**Input:**
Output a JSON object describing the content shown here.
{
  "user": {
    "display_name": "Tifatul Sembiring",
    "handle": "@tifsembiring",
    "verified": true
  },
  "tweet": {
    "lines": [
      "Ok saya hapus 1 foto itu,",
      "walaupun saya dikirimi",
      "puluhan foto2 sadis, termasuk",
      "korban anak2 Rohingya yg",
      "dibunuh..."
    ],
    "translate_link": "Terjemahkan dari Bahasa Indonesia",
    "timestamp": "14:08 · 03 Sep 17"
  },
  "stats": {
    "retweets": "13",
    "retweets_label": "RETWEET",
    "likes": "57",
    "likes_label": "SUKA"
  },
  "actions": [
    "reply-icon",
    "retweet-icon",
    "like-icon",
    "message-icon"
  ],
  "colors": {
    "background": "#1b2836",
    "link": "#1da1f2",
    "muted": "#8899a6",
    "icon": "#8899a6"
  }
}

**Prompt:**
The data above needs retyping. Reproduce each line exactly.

**Solution:**
Output a JSON object describing the content shown here.
{
  "user": {
    "display_name": "Tifatul Sembiring",
    "handle": "@tifsembiring",
    "verified": true
  },
  "tweet": {
    "lines": [
      "Ok saya hapus 1 foto itu,",
      "walaupun saya dikirimi",
      "puluhan foto2 sadis, termasuk",
      "korban anak2 Rohingya yg",
      "dibunuh..."
    ],
    "translate_link": "Terjemahkan dari Bahasa Indonesia",
    "timestamp": "14:08 · 03 Sep 17"
  },
  "stats": {
    "retweets": "13",
    "retweets_label": "RETWEET",
    "likes": "57",
    "likes_label": "SUKA"
  },
  "actions": [
    "reply-icon",
    "retweet-icon",
    "like-icon",
    "message-icon"
  ],
  "colors": {
    "background": "#1b2836",
    "link": "#1da1f2",
    "muted": "#8899a6",
    "icon": "#8899a6"
  }
}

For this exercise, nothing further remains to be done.